#### Task directions:
Take from the data every line in which the word "JSON" is found.

#### Records for processing:

===

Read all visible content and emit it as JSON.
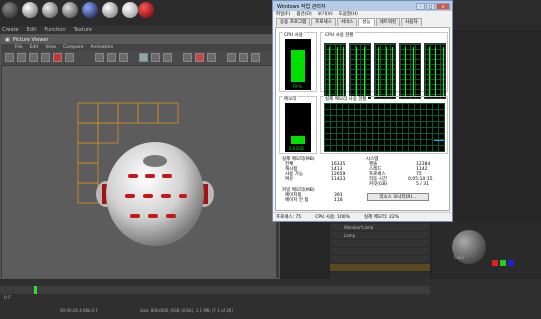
{
  "c4d": {
    "menu": [
      "Create",
      "Edit",
      "Function",
      "Texture"
    ],
    "viewer_title": "Picture Viewer",
    "viewer_menu": [
      "File",
      "Edit",
      "View",
      "Compare",
      "Animation"
    ],
    "timeline_left": "0 F",
    "timeline_status": "00:00:26  4.0Kb  0 F",
    "timeline_info": "Size: 800x600, RGB (8 Bit), 1.1 MB, (F 1 of 26)",
    "objects": [
      "Wandoo*Lamb",
      "Lamp",
      "",
      "",
      "",
      ""
    ],
    "attr_labels": [
      "Color",
      "Brightness",
      "Texture"
    ]
  },
  "taskmgr": {
    "title": "Windows 작업 관리자",
    "menu": [
      "파일(F)",
      "옵션(O)",
      "보기(V)",
      "도움말(H)"
    ],
    "tabs": [
      "응용 프로그램",
      "프로세스",
      "서비스",
      "성능",
      "네트워킹",
      "사용자"
    ],
    "active_tab": "성능",
    "cpu_usage_label": "CPU 사용",
    "cpu_usage_value": "79 %",
    "cpu_usage_percent": 79,
    "cpu_history_label": "CPU 사용 현황",
    "memory_label": "메모리",
    "memory_value": "3.62GB",
    "memory_percent": 22,
    "memory_history_label": "실제 메모리 사용 현황",
    "physical_memory": {
      "heading": "실제 메모리(MB)",
      "rows": [
        {
          "label": "전체",
          "value": "16335"
        },
        {
          "label": "캐시됨",
          "value": "1413"
        },
        {
          "label": "사용 가능",
          "value": "12659"
        },
        {
          "label": "여유",
          "value": "11423"
        }
      ]
    },
    "kernel_memory": {
      "heading": "커널 메모리(MB)",
      "rows": [
        {
          "label": "페이지됨",
          "value": "391"
        },
        {
          "label": "페이지 안 됨",
          "value": "118"
        }
      ]
    },
    "system": {
      "heading": "시스템",
      "rows": [
        {
          "label": "핸들",
          "value": "12384"
        },
        {
          "label": "스레드",
          "value": "1142"
        },
        {
          "label": "프로세스",
          "value": "75"
        },
        {
          "label": "작동 시간",
          "value": "0:05:10:15"
        },
        {
          "label": "커밋(GB)",
          "value": "5 / 31"
        }
      ]
    },
    "resmon_button": "리소스 모니터(R)...",
    "status": {
      "processes": "프로세스: 75",
      "cpu": "CPU 사용: 100%",
      "memory": "실제 메모리: 22%"
    }
  }
}
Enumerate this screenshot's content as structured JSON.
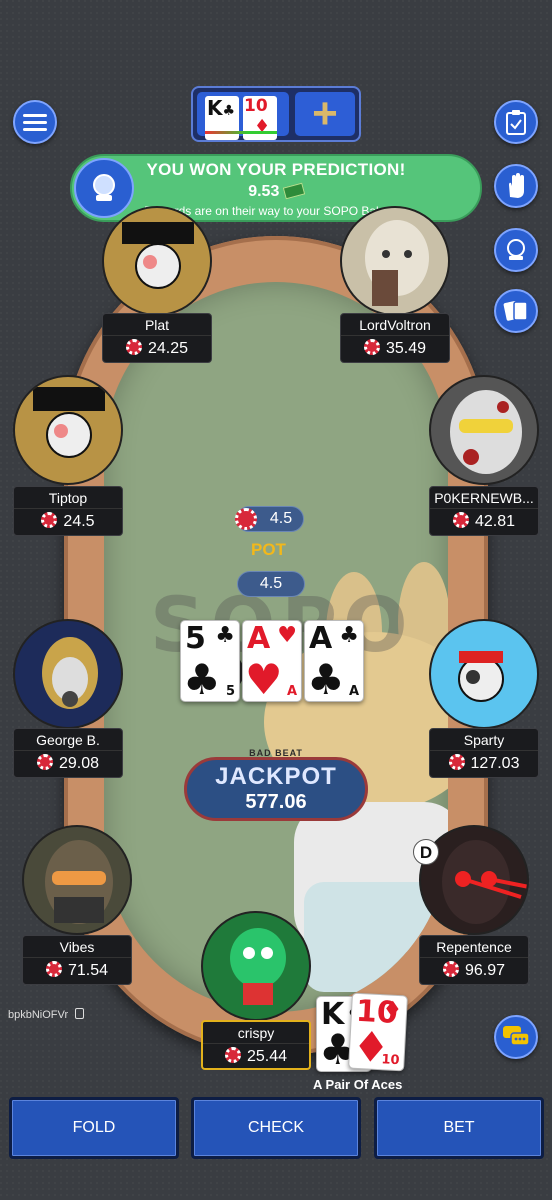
{
  "banner": {
    "title": "YOU WON YOUR PREDICTION!",
    "amount": "9.53",
    "subtitle": "Rewards are on their way to your SOPO Balance."
  },
  "watermark": "SOPO",
  "hand_preview": {
    "card1_rank": "K",
    "card2_rank": "10",
    "plus": "+"
  },
  "players": {
    "plat": {
      "name": "Plat",
      "stack": "24.25"
    },
    "lordvoltron": {
      "name": "LordVoltron",
      "stack": "35.49"
    },
    "tiptop": {
      "name": "Tiptop",
      "stack": "24.5"
    },
    "pokernewb": {
      "name": "P0KERNEWB...",
      "stack": "42.81"
    },
    "george": {
      "name": "George B.",
      "stack": "29.08"
    },
    "sparty": {
      "name": "Sparty",
      "stack": "127.03"
    },
    "vibes": {
      "name": "Vibes",
      "stack": "71.54"
    },
    "repentence": {
      "name": "Repentence",
      "stack": "96.97"
    },
    "crispy": {
      "name": "crispy",
      "stack": "25.44"
    }
  },
  "pot": {
    "bet": "4.5",
    "label": "POT",
    "total": "4.5"
  },
  "board": [
    {
      "rank": "5",
      "suit": "♣",
      "color": "black"
    },
    {
      "rank": "A",
      "suit": "♥",
      "color": "red"
    },
    {
      "rank": "A",
      "suit": "♣",
      "color": "black"
    }
  ],
  "hero_cards": [
    {
      "rank": "K",
      "suit": "♣",
      "color": "black"
    },
    {
      "rank": "10",
      "suit": "♦",
      "color": "red"
    }
  ],
  "jackpot": {
    "small": "BAD BEAT",
    "title": "JACKPOT",
    "value": "577.06"
  },
  "hand_description": "A Pair Of Aces",
  "dealer_label": "D",
  "user_id": "bpkbNiOFVr",
  "actions": {
    "fold": "FOLD",
    "check": "CHECK",
    "bet": "BET"
  },
  "colors": {
    "accent": "#2a5fd1",
    "felt": "#8fa582",
    "rail": "#c88f67",
    "banner": "#55c57a",
    "pot_label": "#f2b81b"
  }
}
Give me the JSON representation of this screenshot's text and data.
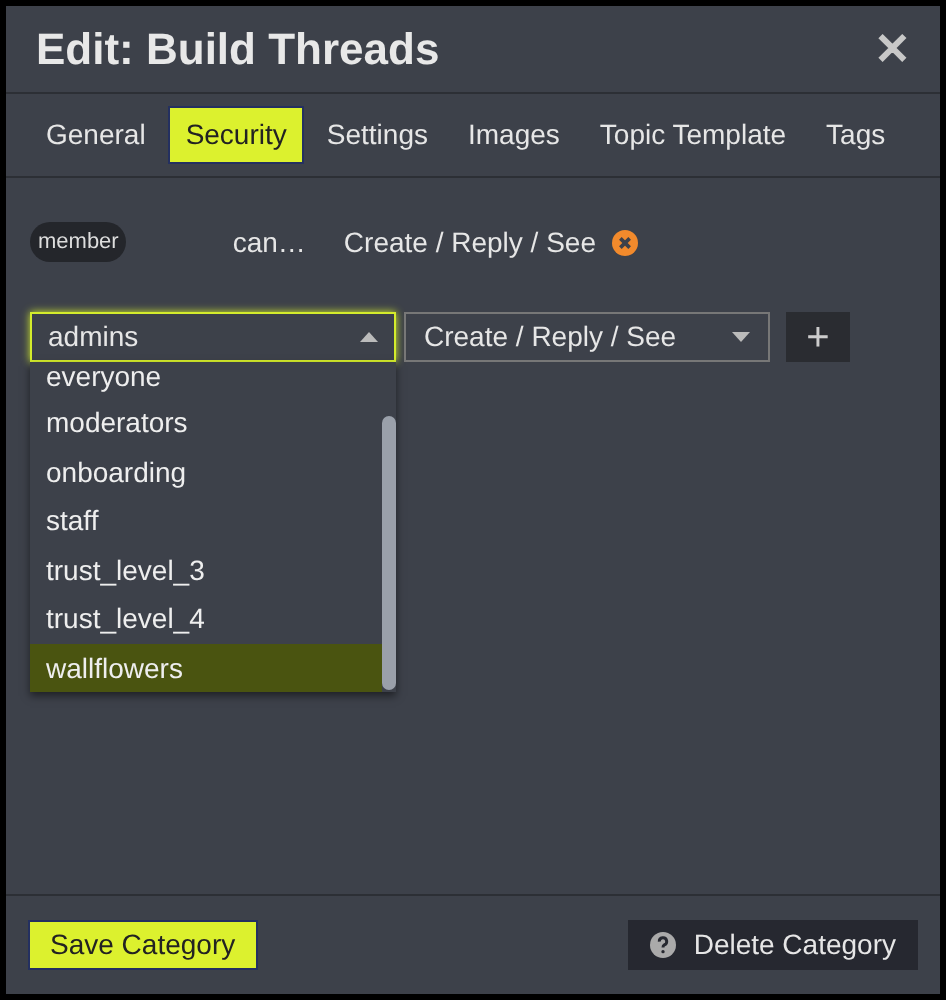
{
  "dialog": {
    "title": "Edit: Build Threads",
    "close": "✕"
  },
  "tabs": [
    {
      "label": "General",
      "selected": false
    },
    {
      "label": "Security",
      "selected": true
    },
    {
      "label": "Settings",
      "selected": false
    },
    {
      "label": "Images",
      "selected": false
    },
    {
      "label": "Topic Template",
      "selected": false
    },
    {
      "label": "Tags",
      "selected": false
    }
  ],
  "permissions": [
    {
      "group": "member",
      "can": "can…",
      "permission": "Create / Reply / See"
    }
  ],
  "group_select": {
    "value": "admins",
    "expanded": true,
    "options": [
      {
        "label": "everyone",
        "selected": false
      },
      {
        "label": "moderators",
        "selected": false
      },
      {
        "label": "onboarding",
        "selected": false
      },
      {
        "label": "staff",
        "selected": false
      },
      {
        "label": "trust_level_3",
        "selected": false
      },
      {
        "label": "trust_level_4",
        "selected": false
      },
      {
        "label": "wallflowers",
        "selected": true
      }
    ]
  },
  "permission_select": {
    "value": "Create / Reply / See"
  },
  "add_button": "+",
  "footer": {
    "save": "Save Category",
    "delete": "Delete Category"
  }
}
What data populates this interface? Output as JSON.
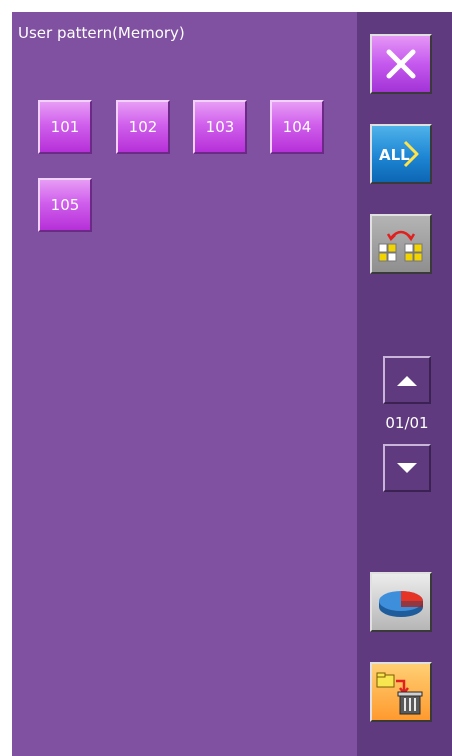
{
  "title": "User pattern(Memory)",
  "patterns": [
    "101",
    "102",
    "103",
    "104",
    "105"
  ],
  "sidebar": {
    "close_icon": "close-icon",
    "all_label": "ALL",
    "swap_icon": "swap-pattern-icon",
    "pie_icon": "pie-chart-icon",
    "delete_icon": "folder-to-trash-icon"
  },
  "pagination": {
    "page_text": "01/01",
    "up_icon": "triangle-up-icon",
    "down_icon": "triangle-down-icon"
  },
  "colors": {
    "main_bg": "#8051a0",
    "side_bg": "#5f3a7e",
    "pattern_button": "#d060ec",
    "close_button": "#c559ee",
    "all_button": "#1e86d4",
    "delete_button": "#ff9a2e"
  }
}
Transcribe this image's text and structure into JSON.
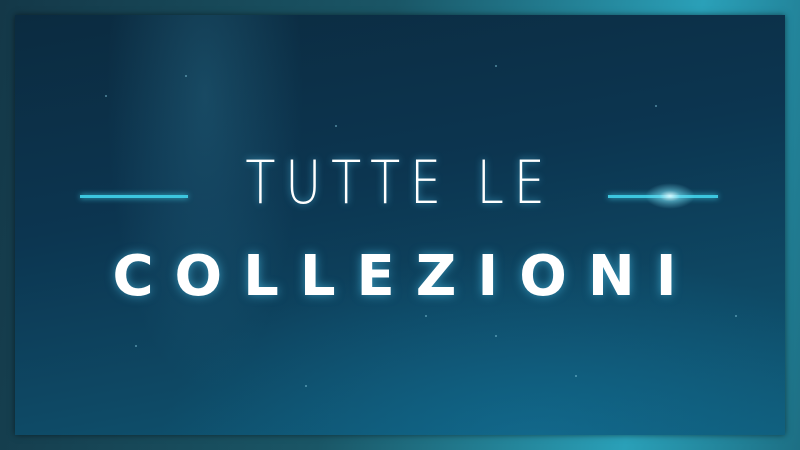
{
  "banner": {
    "title_line1": "TUTTE LE",
    "title_line2": "COLLEZIONI",
    "accent_color": "#3cc6df",
    "background_color": "#0c3550"
  }
}
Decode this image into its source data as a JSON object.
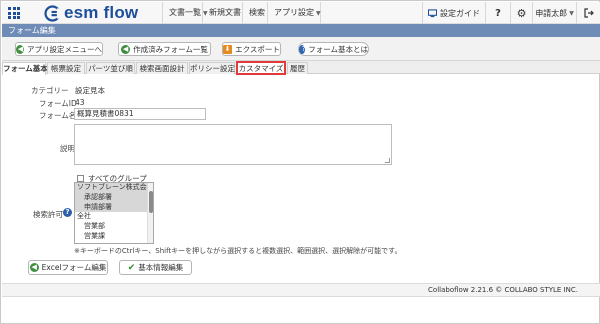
{
  "header": {
    "logo_text": "esm flow",
    "menu": [
      {
        "label": "文書一覧",
        "has_dropdown": true
      },
      {
        "label": "新規文書",
        "has_dropdown": false
      },
      {
        "label": "検索",
        "has_dropdown": false
      },
      {
        "label": "アプリ設定",
        "has_dropdown": true
      }
    ],
    "settings_guide_label": "設定ガイド",
    "help_label": "?",
    "gear_icon": "gear-icon",
    "user_label": "申請太郎",
    "logout_icon": "logout-icon"
  },
  "page_title": "フォーム編集",
  "toolbar": {
    "back_label": "アプリ設定メニューへ",
    "list_label": "作成済みフォーム一覧",
    "export_label": "エクスポート",
    "about_label": "フォーム基本とは"
  },
  "tabs": [
    {
      "label": "フォーム基本",
      "active": true
    },
    {
      "label": "帳票設定"
    },
    {
      "label": "パーツ並び順"
    },
    {
      "label": "検索画面設計"
    },
    {
      "label": "ポリシー設定"
    },
    {
      "label": "カスタマイズ",
      "highlighted": true
    },
    {
      "label": "履歴"
    }
  ],
  "form": {
    "category_label": "カテゴリー",
    "category_value": "設定見本",
    "form_id_label": "フォームID",
    "form_id_value": "43",
    "form_name_label": "フォーム名",
    "form_name_value": "概算見積書0831",
    "description_label": "説明",
    "description_value": "",
    "search_permission_label": "検索許可",
    "all_groups_label": "すべてのグループ",
    "all_groups_checked": false,
    "groups": [
      {
        "label": "ソフトブレーン株式会社",
        "selected": true,
        "indent": 0
      },
      {
        "label": "承認部署",
        "selected": true,
        "indent": 1
      },
      {
        "label": "申請部署",
        "selected": true,
        "indent": 1
      },
      {
        "label": "全社",
        "selected": false,
        "indent": 0
      },
      {
        "label": "営業部",
        "selected": false,
        "indent": 1
      },
      {
        "label": "営業課",
        "selected": false,
        "indent": 1
      }
    ],
    "note": "※キーボードのCtrlキー、Shiftキーを押しながら選択すると複数選択、範囲選択、選択解除が可能です。"
  },
  "bottom_buttons": {
    "excel_label": "Excelフォーム編集",
    "basic_info_label": "基本情報編集"
  },
  "footer": {
    "text": "Collaboflow 2.21.6 © COLLABO STYLE INC."
  },
  "colors": {
    "brand": "#1d4f9b",
    "title_bar": "#6f8cb7",
    "highlight": "#e03a3a",
    "excel_icon": "#3e8f3e",
    "check_icon": "#2f8a2f",
    "export_icon": "#e68a1e"
  }
}
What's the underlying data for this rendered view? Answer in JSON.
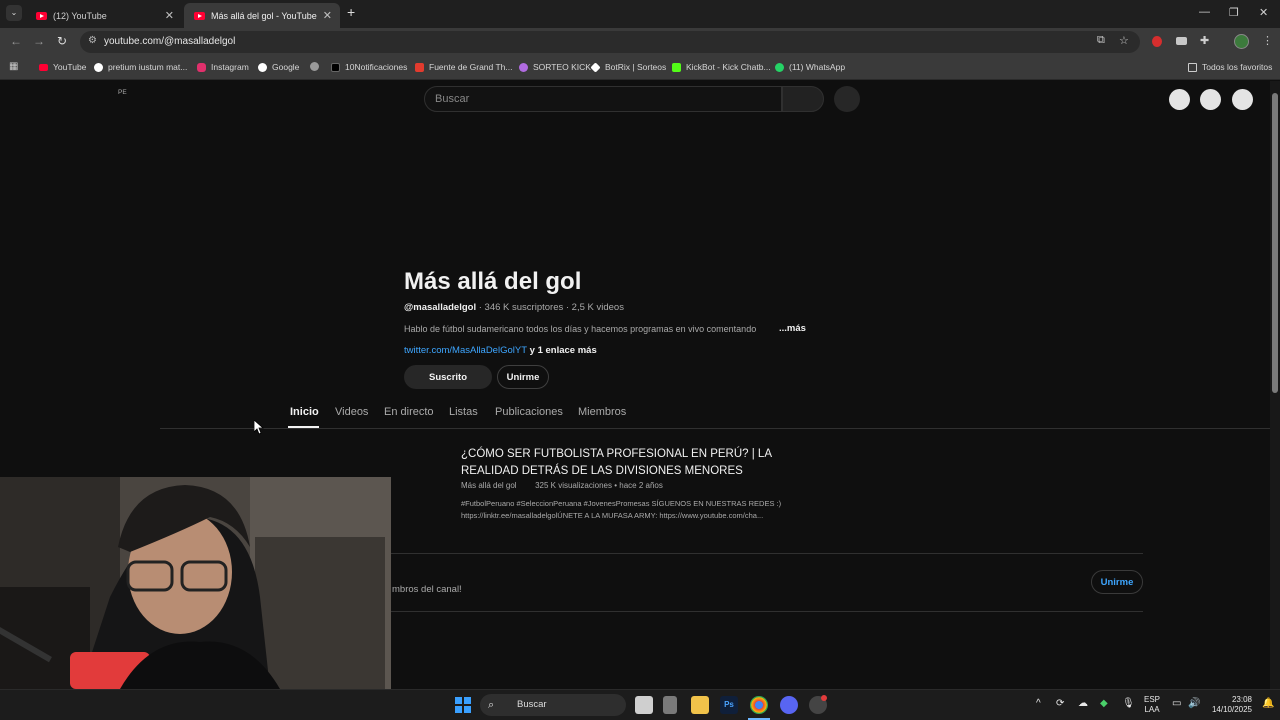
{
  "browser": {
    "tabs": [
      {
        "title": "(12) YouTube",
        "active": false
      },
      {
        "title": "Más allá del gol - YouTube",
        "active": true
      }
    ],
    "new_tab_symbol": "+",
    "url": "youtube.com/@masalladelgol",
    "window_controls": {
      "minimize": "—",
      "restore": "❐",
      "close": "✕"
    }
  },
  "bookmarks": [
    {
      "label": "YouTube",
      "icon": "youtube-icon",
      "color": "#ff0033"
    },
    {
      "label": "pretium iustum mat...",
      "icon": "google-icon",
      "color": "#ffffff"
    },
    {
      "label": "Instagram",
      "icon": "instagram-icon",
      "color": "#e1306c"
    },
    {
      "label": "Google",
      "icon": "google-icon",
      "color": "#ffffff"
    },
    {
      "label": "",
      "icon": "globe-icon",
      "color": "#9a9a9a"
    },
    {
      "label": "10Notificaciones",
      "icon": "x-icon",
      "color": "#000000"
    },
    {
      "label": "Fuente de Grand Th...",
      "icon": "fandom-icon",
      "color": "#e23b2e"
    },
    {
      "label": "SORTEO KICK",
      "icon": "kick-icon",
      "color": "#b06be0"
    },
    {
      "label": "BotRix | Sorteos",
      "icon": "botrix-icon",
      "color": "#ffffff"
    },
    {
      "label": "KickBot - Kick Chatb...",
      "icon": "kickbot-icon",
      "color": "#53fc18"
    },
    {
      "label": "(11) WhatsApp",
      "icon": "whatsapp-icon",
      "color": "#25d366"
    }
  ],
  "bookmarks_all": "Todos los favoritos",
  "youtube": {
    "country_code": "PE",
    "search_placeholder": "Buscar",
    "channel": {
      "name": "Más allá del gol",
      "handle": "@masalladelgol",
      "subscribers": " · 346 K suscriptores · 2,5 K videos",
      "description": "Hablo de fútbol sudamericano todos los días y hacemos programas en vivo comentando",
      "more": "...más",
      "link": "twitter.com/MasAllaDelGolYT",
      "link_extra": " y 1 enlace más",
      "subscribed_label": "Suscrito",
      "join_label": "Unirme"
    },
    "tabs": [
      "Inicio",
      "Videos",
      "En directo",
      "Listas",
      "Publicaciones",
      "Miembros"
    ],
    "featured_video": {
      "title": "¿CÓMO SER FUTBOLISTA PROFESIONAL EN PERÚ? | LA REALIDAD DETRÁS DE LAS DIVISIONES MENORES",
      "channel": "Más allá del gol",
      "views": "325 K visualizaciones",
      "age": "hace 2 años",
      "description": "#FutbolPeruano #SeleccionPeruana #JovenesPromesas SÍGUENOS EN NUESTRAS REDES :) https://linktr.ee/masalladelgolÚNETE A LA MUFASA ARMY: https://www.youtube.com/cha..."
    },
    "members_text": "mbros del canal!",
    "members_join_label": "Unirme"
  },
  "taskbar": {
    "search_label": "Buscar",
    "language": "ESP",
    "layout": "LAA",
    "time": "23:08",
    "date": "14/10/2025"
  }
}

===

#### Written reply:
Read all visible content and emit it as JSON.
Enumerate this screenshot's content as structured JSON.
Give me the JSON representation of this screenshot's text and data.
What data populates this interface? Output as JSON.
Transcribe this image's text and structure into JSON.
Decode this image into its source data as a JSON object.
What's the underlying data for this rendered view? Answer in JSON.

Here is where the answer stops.